§ **Directions for this task**: Please reproduce all entries word for word, leaving every image behind.

§ **Dataset entries**:
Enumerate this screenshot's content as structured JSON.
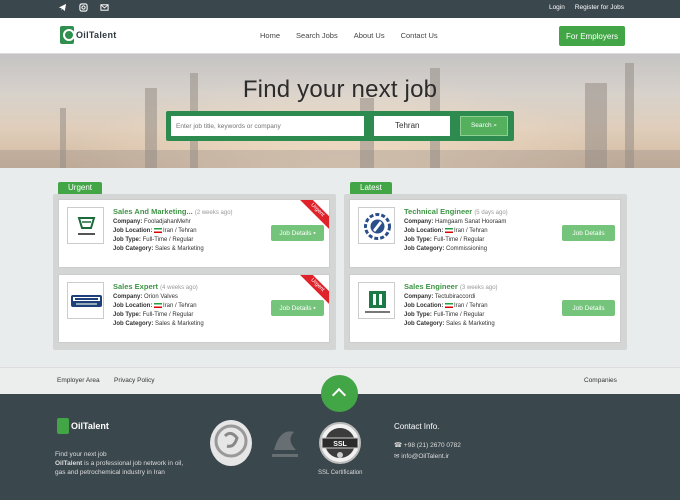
{
  "topbar": {
    "social_icons": [
      "telegram-icon",
      "instagram-icon",
      "email-icon"
    ],
    "login": "Login",
    "register": "Register for Jobs"
  },
  "header": {
    "logo_text": "OilTalent",
    "nav": [
      "Home",
      "Search Jobs",
      "About Us",
      "Contact Us"
    ],
    "employers_button": "For Employers"
  },
  "hero": {
    "title": "Find your next job",
    "search_placeholder": "Enter job title, keywords or company",
    "location": "Tehran",
    "search_button": "Search"
  },
  "labels": {
    "company": "Company:",
    "location": "Job Location:",
    "type": "Job Type:",
    "category": "Job Category:",
    "details": "Job Details",
    "ribbon": "Urgent"
  },
  "urgent": {
    "label": "Urgent",
    "jobs": [
      {
        "title": "Sales And Marketing...",
        "ago": "(2 weeks ago)",
        "company": "FooladjahanMehr",
        "location": "Iran / Tehran",
        "type": "Full-Time / Regular",
        "category": "Sales & Marketing"
      },
      {
        "title": "Sales Expert",
        "ago": "(4 weeks ago)",
        "company": "Orion Valves",
        "location": "Iran / Tehran",
        "type": "Full-Time / Regular",
        "category": "Sales & Marketing"
      }
    ]
  },
  "latest": {
    "label": "Latest",
    "jobs": [
      {
        "title": "Technical Engineer",
        "ago": "(5 days ago)",
        "company": "Hamgaam Sanat Hooraam",
        "location": "Iran / Tehran",
        "type": "Full-Time / Regular",
        "category": "Commissioning"
      },
      {
        "title": "Sales Engineer",
        "ago": "(3 weeks ago)",
        "company": "Tectubiraccordi",
        "location": "Iran / Tehran",
        "type": "Full-Time / Regular",
        "category": "Sales & Marketing"
      }
    ]
  },
  "footer_links": {
    "employer_area": "Employer Area",
    "privacy": "Privacy Policy",
    "companies": "Companies"
  },
  "footer": {
    "logo_text": "OilTalent",
    "intro_line1": "Find your next job",
    "brand": "OilTalent",
    "intro_rest": " is a professional job network in oil, gas and petrochemical industry in Iran",
    "ssl_caption": "SSL Certification",
    "contact_title": "Contact Info.",
    "phone": "+98 (21) 2670 0782",
    "email": "info@OilTalent.ir"
  },
  "colors": {
    "brand_green": "#42a647",
    "dark": "#3a474d",
    "ribbon_red": "#e0232b"
  }
}
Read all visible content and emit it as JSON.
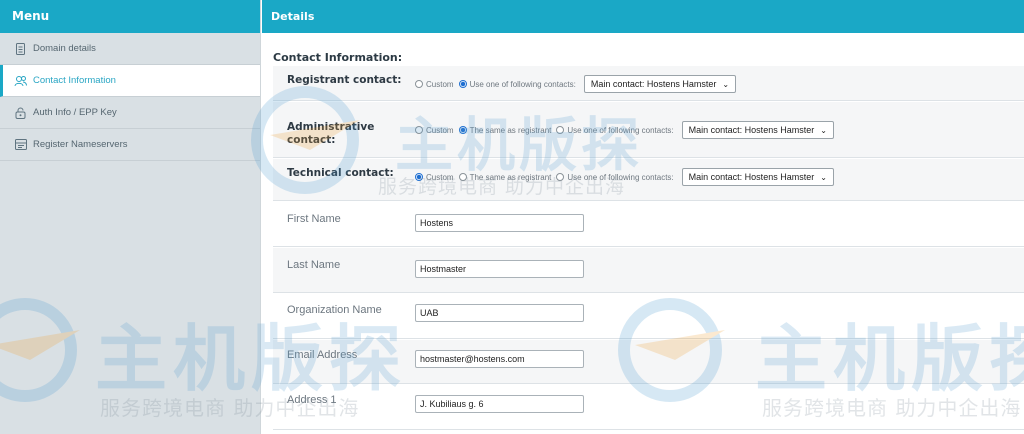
{
  "sidebar": {
    "title": "Menu",
    "items": [
      {
        "label": "Domain details",
        "icon": "document-icon"
      },
      {
        "label": "Contact Information",
        "icon": "users-icon"
      },
      {
        "label": "Auth Info / EPP Key",
        "icon": "lock-icon"
      },
      {
        "label": "Register Nameservers",
        "icon": "server-icon"
      }
    ],
    "active_index": 1
  },
  "main": {
    "title": "Details",
    "section_title": "Contact Information:",
    "registrant": {
      "label": "Registrant contact:",
      "opt_custom": "Custom",
      "opt_use": "Use one of following contacts:",
      "select_value": "Main contact: Hostens Hamster"
    },
    "administrative": {
      "label": "Administrative contact:",
      "opt_custom": "Custom",
      "opt_same": "The same as registrant",
      "opt_use": "Use one of following contacts:",
      "select_value": "Main contact: Hostens Hamster"
    },
    "technical": {
      "label": "Technical contact:",
      "opt_custom": "Custom",
      "opt_same": "The same as registrant",
      "opt_use": "Use one of following contacts:",
      "select_value": "Main contact: Hostens Hamster"
    },
    "fields": [
      {
        "label": "First Name",
        "value": "Hostens"
      },
      {
        "label": "Last Name",
        "value": "Hostmaster"
      },
      {
        "label": "Organization Name",
        "value": "UAB"
      },
      {
        "label": "Email Address",
        "value": "hostmaster@hostens.com"
      },
      {
        "label": "Address 1",
        "value": "J. Kubiliaus g. 6"
      }
    ]
  },
  "watermark": {
    "brand": "主机版探",
    "slogan": "服务跨境电商 助力中企出海"
  },
  "colors": {
    "header_bg": "#1aa8c6",
    "sidebar_bg": "#d9e0e4",
    "active_text": "#2aa6c4"
  }
}
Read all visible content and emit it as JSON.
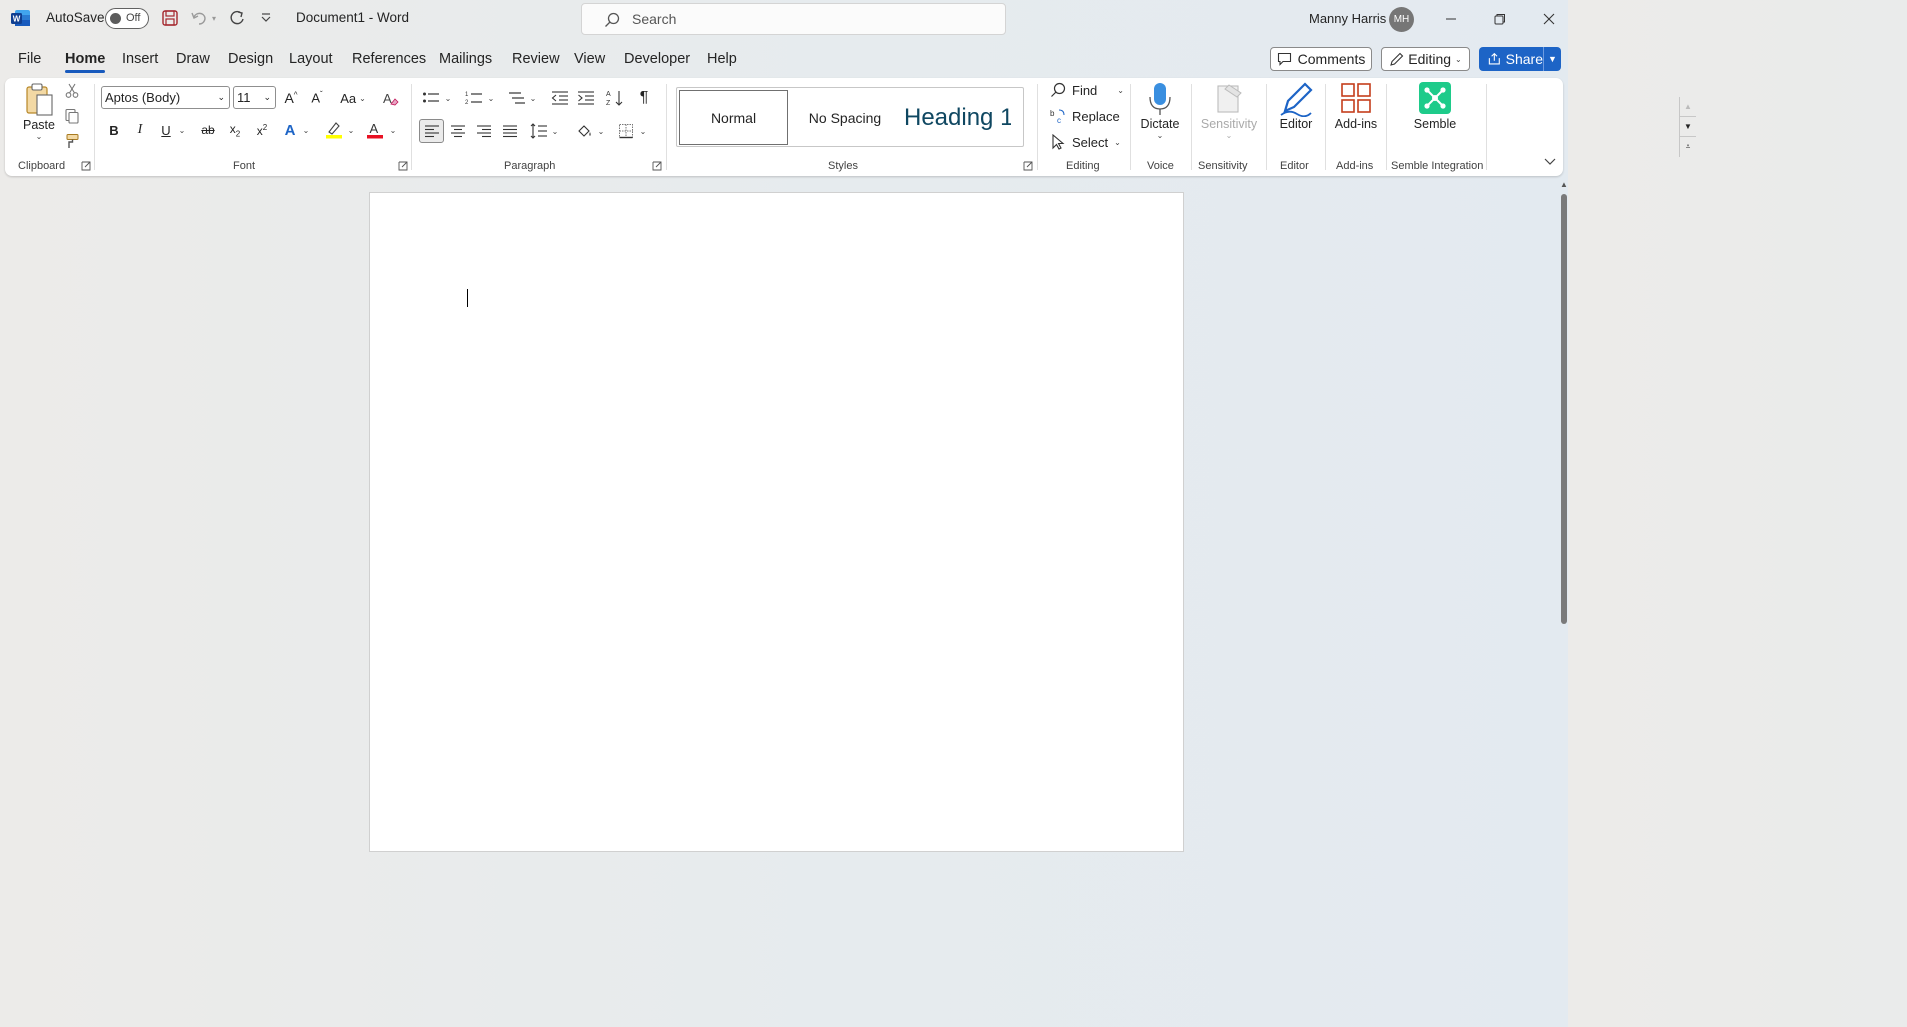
{
  "titlebar": {
    "autosave_label": "AutoSave",
    "autosave_state": "Off",
    "doc_title": "Document1  -  Word",
    "search_placeholder": "Search",
    "user_name": "Manny Harris",
    "user_initials": "MH"
  },
  "tabs": [
    "File",
    "Home",
    "Insert",
    "Draw",
    "Design",
    "Layout",
    "References",
    "Mailings",
    "Review",
    "View",
    "Developer",
    "Help"
  ],
  "active_tab": "Home",
  "right_buttons": {
    "comments": "Comments",
    "editing": "Editing",
    "share": "Share"
  },
  "ribbon": {
    "clipboard": {
      "label": "Clipboard",
      "paste": "Paste"
    },
    "font": {
      "label": "Font",
      "font_name": "Aptos (Body)",
      "font_size": "11",
      "change_case": "Aa"
    },
    "paragraph": {
      "label": "Paragraph"
    },
    "styles": {
      "label": "Styles",
      "items": [
        "Normal",
        "No Spacing",
        "Heading 1"
      ]
    },
    "editing": {
      "label": "Editing",
      "find": "Find",
      "replace": "Replace",
      "select": "Select"
    },
    "voice": {
      "label": "Voice",
      "dictate": "Dictate"
    },
    "sensitivity": {
      "label": "Sensitivity",
      "button": "Sensitivity"
    },
    "editor": {
      "label": "Editor",
      "button": "Editor"
    },
    "addins": {
      "label": "Add-ins",
      "button": "Add-ins"
    },
    "semble": {
      "label": "Semble Integration",
      "button": "Semble"
    }
  },
  "colors": {
    "accent": "#185abd",
    "share_bg": "#1d64c6",
    "semble_green": "#1ecb8a",
    "highlight_yellow": "#ffff00",
    "font_red": "#e81123"
  }
}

§ **Written response**:
Enumerate this screenshot's content as structured JSON.
{
  "topbar": {
    "social_icons": [
      "telegram-icon",
      "instagram-icon",
      "email-icon"
    ],
    "login": "Login",
    "register": "Register for Jobs"
  },
  "header": {
    "logo_text": "OilTalent",
    "nav": [
      "Home",
      "Search Jobs",
      "About Us",
      "Contact Us"
    ],
    "employers_button": "For Employers"
  },
  "hero": {
    "title": "Find your next job",
    "search_placeholder": "Enter job title, keywords or company",
    "location": "Tehran",
    "search_button": "Search"
  },
  "labels": {
    "company": "Company:",
    "location": "Job Location:",
    "type": "Job Type:",
    "category": "Job Category:",
    "details": "Job Details",
    "ribbon": "Urgent"
  },
  "urgent": {
    "label": "Urgent",
    "jobs": [
      {
        "title": "Sales And Marketing...",
        "ago": "(2 weeks ago)",
        "company": "FooladjahanMehr",
        "location": "Iran / Tehran",
        "type": "Full-Time / Regular",
        "category": "Sales & Marketing"
      },
      {
        "title": "Sales Expert",
        "ago": "(4 weeks ago)",
        "company": "Orion Valves",
        "location": "Iran / Tehran",
        "type": "Full-Time / Regular",
        "category": "Sales & Marketing"
      }
    ]
  },
  "latest": {
    "label": "Latest",
    "jobs": [
      {
        "title": "Technical Engineer",
        "ago": "(5 days ago)",
        "company": "Hamgaam Sanat Hooraam",
        "location": "Iran / Tehran",
        "type": "Full-Time / Regular",
        "category": "Commissioning"
      },
      {
        "title": "Sales Engineer",
        "ago": "(3 weeks ago)",
        "company": "Tectubiraccordi",
        "location": "Iran / Tehran",
        "type": "Full-Time / Regular",
        "category": "Sales & Marketing"
      }
    ]
  },
  "footer_links": {
    "employer_area": "Employer Area",
    "privacy": "Privacy Policy",
    "companies": "Companies"
  },
  "footer": {
    "logo_text": "OilTalent",
    "intro_line1": "Find your next job",
    "brand": "OilTalent",
    "intro_rest": " is a professional job network in oil, gas and petrochemical industry in Iran",
    "ssl_caption": "SSL Certification",
    "contact_title": "Contact Info.",
    "phone": "+98 (21) 2670 0782",
    "email": "info@OilTalent.ir"
  },
  "colors": {
    "brand_green": "#42a647",
    "dark": "#3a474d",
    "ribbon_red": "#e0232b"
  }
}
Read all visible content and emit it as JSON.
{
  "sidebar": {
    "title": "Menu",
    "items": [
      {
        "label": "Domain details",
        "icon": "document-icon"
      },
      {
        "label": "Contact Information",
        "icon": "users-icon"
      },
      {
        "label": "Auth Info / EPP Key",
        "icon": "lock-icon"
      },
      {
        "label": "Register Nameservers",
        "icon": "server-icon"
      }
    ],
    "active_index": 1
  },
  "main": {
    "title": "Details",
    "section_title": "Contact Information:",
    "registrant": {
      "label": "Registrant contact:",
      "opt_custom": "Custom",
      "opt_use": "Use one of following contacts:",
      "select_value": "Main contact: Hostens Hamster"
    },
    "administrative": {
      "label": "Administrative contact:",
      "opt_custom": "Custom",
      "opt_same": "The same as registrant",
      "opt_use": "Use one of following contacts:",
      "select_value": "Main contact: Hostens Hamster"
    },
    "technical": {
      "label": "Technical contact:",
      "opt_custom": "Custom",
      "opt_same": "The same as registrant",
      "opt_use": "Use one of following contacts:",
      "select_value": "Main contact: Hostens Hamster"
    },
    "fields": [
      {
        "label": "First Name",
        "value": "Hostens"
      },
      {
        "label": "Last Name",
        "value": "Hostmaster"
      },
      {
        "label": "Organization Name",
        "value": "UAB"
      },
      {
        "label": "Email Address",
        "value": "hostmaster@hostens.com"
      },
      {
        "label": "Address 1",
        "value": "J. Kubiliaus g. 6"
      }
    ]
  },
  "watermark": {
    "brand": "主机版探",
    "slogan": "服务跨境电商 助力中企出海"
  },
  "colors": {
    "header_bg": "#1aa8c6",
    "sidebar_bg": "#d9e0e4",
    "active_text": "#2aa6c4"
  }
}
Read all visible content and emit it as JSON.
{
  "titlebar": {
    "autosave_label": "AutoSave",
    "autosave_state": "Off",
    "doc_title": "Document1  -  Word",
    "search_placeholder": "Search",
    "user_name": "Manny Harris",
    "user_initials": "MH"
  },
  "tabs": [
    "File",
    "Home",
    "Insert",
    "Draw",
    "Design",
    "Layout",
    "References",
    "Mailings",
    "Review",
    "View",
    "Developer",
    "Help"
  ],
  "active_tab": "Home",
  "right_buttons": {
    "comments": "Comments",
    "editing": "Editing",
    "share": "Share"
  },
  "ribbon": {
    "clipboard": {
      "label": "Clipboard",
      "paste": "Paste"
    },
    "font": {
      "label": "Font",
      "font_name": "Aptos (Body)",
      "font_size": "11",
      "change_case": "Aa"
    },
    "paragraph": {
      "label": "Paragraph"
    },
    "styles": {
      "label": "Styles",
      "items": [
        "Normal",
        "No Spacing",
        "Heading 1"
      ]
    },
    "editing": {
      "label": "Editing",
      "find": "Find",
      "replace": "Replace",
      "select": "Select"
    },
    "voice": {
      "label": "Voice",
      "dictate": "Dictate"
    },
    "sensitivity": {
      "label": "Sensitivity",
      "button": "Sensitivity"
    },
    "editor": {
      "label": "Editor",
      "button": "Editor"
    },
    "addins": {
      "label": "Add-ins",
      "button": "Add-ins"
    },
    "semble": {
      "label": "Semble Integration",
      "button": "Semble"
    }
  },
  "colors": {
    "accent": "#185abd",
    "share_bg": "#1d64c6",
    "semble_green": "#1ecb8a",
    "highlight_yellow": "#ffff00",
    "font_red": "#e81123"
  }
}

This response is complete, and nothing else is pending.